WannaCry is the ransomware computer worm that targets computers running Microsoft Windows. Initially, the worm uses the EternalBlue exploit to enter a computer, taking advantage of a vulnerability in Microsoft’s implementation of the Server Message Block (SMB) protocol. It installs DoublePulsar, a backdoor implant tool, which then transfers and runs the WannaCry ransomware package. It is also being called WanaCrypt0r 2.0.
The WinMain of this executable first tries to connect to the website www.iuqerfsodp9ifjaposdfjhgosurijfaewrwergwea.com. It doesn’t actually download anything there, just tries to connect. If the connection succeeds, the binary exits.
It was probably some kind of kill switch or anti-sandbox technique. Whichever it is, it has backfired on the authors of the worm, as the domain has been sinkholed and the host in question now resolves to an IP address that hosts a website. Therefore, nothing will happen on any new systems that runs the executable. This only applies to the binary with the hash listed above; there may well be new versions released in the future. The second argument to InternetOpenA is 1 (INTERNET_OPEN_TYPE_DIRECT), so the worm will still work on any system that requires a proxy to access the Internet, which is the case on the majority of corporate networks.
After this check passes, the first thing the worm does is check the number of arguments it was launched with. If it was run with less than two arguments passed, it installs a service called mssecsvc2.0 with display name Microsoft Security Center (2.0) Service (where the binary ran is itself with two arguments), starts that service, drops the ransomware binary located in the resources of the worm, and runs it.
If it was run with two arguments or more—in other words, if it was run as a service—execution eventually falls through to the worm function.

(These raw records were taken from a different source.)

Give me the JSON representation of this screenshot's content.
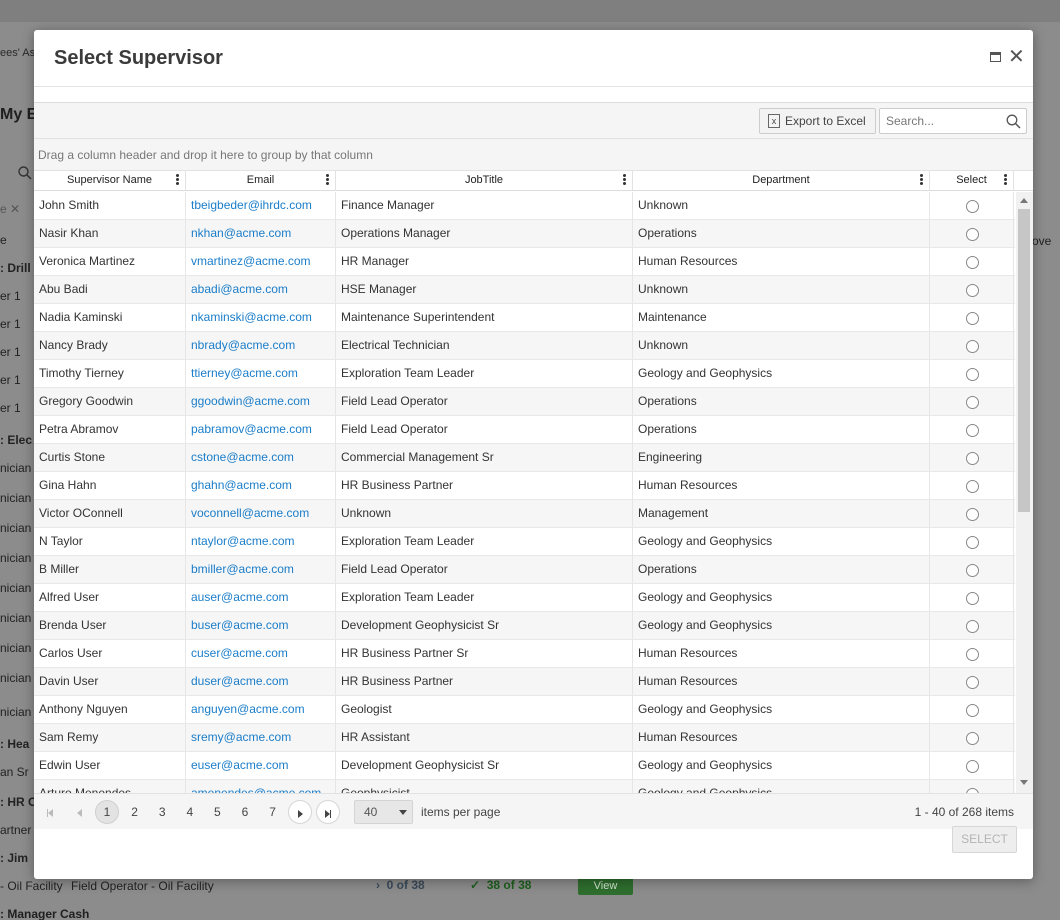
{
  "background": {
    "crumb": "ees' As",
    "title": "My E",
    "chip": "e  ✕",
    "left_labels": [
      {
        "text": "e",
        "bold": false
      },
      {
        "text": ": Drill",
        "bold": true
      },
      {
        "text": "er 1",
        "bold": false
      },
      {
        "text": "er 1",
        "bold": false
      },
      {
        "text": "er 1",
        "bold": false
      },
      {
        "text": "er 1",
        "bold": false
      },
      {
        "text": "er 1",
        "bold": false
      },
      {
        "text": ": Elec",
        "bold": true
      },
      {
        "text": "nician",
        "bold": false
      },
      {
        "text": "nician",
        "bold": false
      },
      {
        "text": "nician",
        "bold": false
      },
      {
        "text": "nician",
        "bold": false
      },
      {
        "text": "nician",
        "bold": false
      },
      {
        "text": "nician",
        "bold": false
      },
      {
        "text": "nician",
        "bold": false
      },
      {
        "text": "nician",
        "bold": false
      },
      {
        "text": "nician",
        "bold": false
      },
      {
        "text": ": Hea",
        "bold": true
      },
      {
        "text": "an Sr",
        "bold": false
      },
      {
        "text": ": HR C",
        "bold": true
      },
      {
        "text": "artner",
        "bold": false
      },
      {
        "text": ": Jim",
        "bold": true
      }
    ],
    "right_label": "ove",
    "bottom_row": {
      "col1": "- Oil Facility",
      "col2": "Field Operator - Oil Facility",
      "progress1": "0 of 38",
      "progress2": "38 of 38",
      "view_label": "View"
    },
    "last_label": ": Manager Cash"
  },
  "modal": {
    "title": "Select Supervisor",
    "toolbar": {
      "export_label": "Export to Excel",
      "search_placeholder": "Search..."
    },
    "group_hint": "Drag a column header and drop it here to group by that column",
    "columns": [
      "Supervisor Name",
      "Email",
      "JobTitle",
      "Department",
      "Select"
    ],
    "rows": [
      {
        "name": "John Smith",
        "email": "tbeigbeder@ihrdc.com",
        "job": "Finance Manager",
        "dept": "Unknown"
      },
      {
        "name": "Nasir Khan",
        "email": "nkhan@acme.com",
        "job": "Operations Manager",
        "dept": "Operations"
      },
      {
        "name": "Veronica Martinez",
        "email": "vmartinez@acme.com",
        "job": "HR Manager",
        "dept": "Human Resources"
      },
      {
        "name": "Abu Badi",
        "email": "abadi@acme.com",
        "job": "HSE Manager",
        "dept": "Unknown"
      },
      {
        "name": "Nadia Kaminski",
        "email": "nkaminski@acme.com",
        "job": "Maintenance Superintendent",
        "dept": "Maintenance"
      },
      {
        "name": "Nancy Brady",
        "email": "nbrady@acme.com",
        "job": "Electrical Technician",
        "dept": "Unknown"
      },
      {
        "name": "Timothy Tierney",
        "email": "ttierney@acme.com",
        "job": "Exploration Team Leader",
        "dept": "Geology and Geophysics"
      },
      {
        "name": "Gregory Goodwin",
        "email": "ggoodwin@acme.com",
        "job": "Field Lead Operator",
        "dept": "Operations"
      },
      {
        "name": "Petra Abramov",
        "email": "pabramov@acme.com",
        "job": "Field Lead Operator",
        "dept": "Operations"
      },
      {
        "name": "Curtis Stone",
        "email": "cstone@acme.com",
        "job": "Commercial Management Sr",
        "dept": "Engineering"
      },
      {
        "name": "Gina Hahn",
        "email": "ghahn@acme.com",
        "job": "HR Business Partner",
        "dept": "Human Resources"
      },
      {
        "name": "Victor OConnell",
        "email": "voconnell@acme.com",
        "job": "Unknown",
        "dept": "Management"
      },
      {
        "name": "N Taylor",
        "email": "ntaylor@acme.com",
        "job": "Exploration Team Leader",
        "dept": "Geology and Geophysics"
      },
      {
        "name": "B Miller",
        "email": "bmiller@acme.com",
        "job": "Field Lead Operator",
        "dept": "Operations"
      },
      {
        "name": "Alfred User",
        "email": "auser@acme.com",
        "job": "Exploration Team Leader",
        "dept": "Geology and Geophysics"
      },
      {
        "name": "Brenda User",
        "email": "buser@acme.com",
        "job": "Development Geophysicist Sr",
        "dept": "Geology and Geophysics"
      },
      {
        "name": "Carlos User",
        "email": "cuser@acme.com",
        "job": "HR Business Partner Sr",
        "dept": "Human Resources"
      },
      {
        "name": "Davin User",
        "email": "duser@acme.com",
        "job": "HR Business Partner",
        "dept": "Human Resources"
      },
      {
        "name": "Anthony Nguyen",
        "email": "anguyen@acme.com",
        "job": "Geologist",
        "dept": "Geology and Geophysics"
      },
      {
        "name": "Sam Remy",
        "email": "sremy@acme.com",
        "job": "HR Assistant",
        "dept": "Human Resources"
      },
      {
        "name": "Edwin User",
        "email": "euser@acme.com",
        "job": "Development Geophysicist Sr",
        "dept": "Geology and Geophysics"
      },
      {
        "name": "Arturo Menendes",
        "email": "amenendes@acme.com",
        "job": "Geophysicist",
        "dept": "Geology and Geophysics"
      }
    ],
    "pager": {
      "pages": [
        "1",
        "2",
        "3",
        "4",
        "5",
        "6",
        "7"
      ],
      "current_page": "1",
      "page_size": "40",
      "items_per_page_label": "items per page",
      "info": "1 - 40 of 268 items"
    },
    "select_label": "SELECT"
  },
  "icons": {
    "maximize": "window-maximize-icon",
    "close": "close-icon",
    "excel": "excel-file-icon",
    "search": "search-icon",
    "column_menu": "vertical-dots-icon"
  },
  "colors": {
    "link": "#1a7dc9",
    "overlay": "#8c8c8c"
  }
}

The initialization function called first calls WSAStartup() to initialize networking, then CryptAcquireContext() to initialize the crypto API so it can use a cryptographically-secure pseudo-random number generator. It then calls a function that initializes two buffers used for storing the worm payload DLLs, one x86 and one x64. It copies the payload DLLs from the .data section of the worm and then copies the entire worm binary after it.
The code of each payload DLL is very small, just getting the resource content (i.e. the worm binary), dropping to disk as C:\WINDOWS\mssecsvc.exe (this path is actually hardcoded) and executing it.
After initializing the functionality used by the worm, two threads are created. The first thread scans hosts on the LAN. The second thread gets created 128 times and scans hosts on the wider Internet.
The first thread (in charge of scanning LAN) uses GetAdaptersInfo() to get a list of IP ranges on the local network, then creates an array of every IP in those ranges to scan.
The LAN scanning is multithreaded itself, and there is code to prevent scanning more than 10 IP addresses on the LAN at a time.
The scanning thread tries to connect to port 445, and if so creates a new thread to try to exploit the system using MS17-010/EternalBlue. If the exploitation attempts take over 10 minutes, then the exploitation thread is stopped.
The threads that scan the Internet generate a random IP address, using either the OS’s cryptographically secure pseudo-random number generator initialized earlier, or a weaker pseudo-random number generator if the CSPRNG failed to initialize. If connection to port 445 on that random IP address succeeds, the entire /24 range is scanned, and if port 445 is open, exploit attempts are made. This time, exploitation timeout for each IP happens not after 10 minutes but after one hour.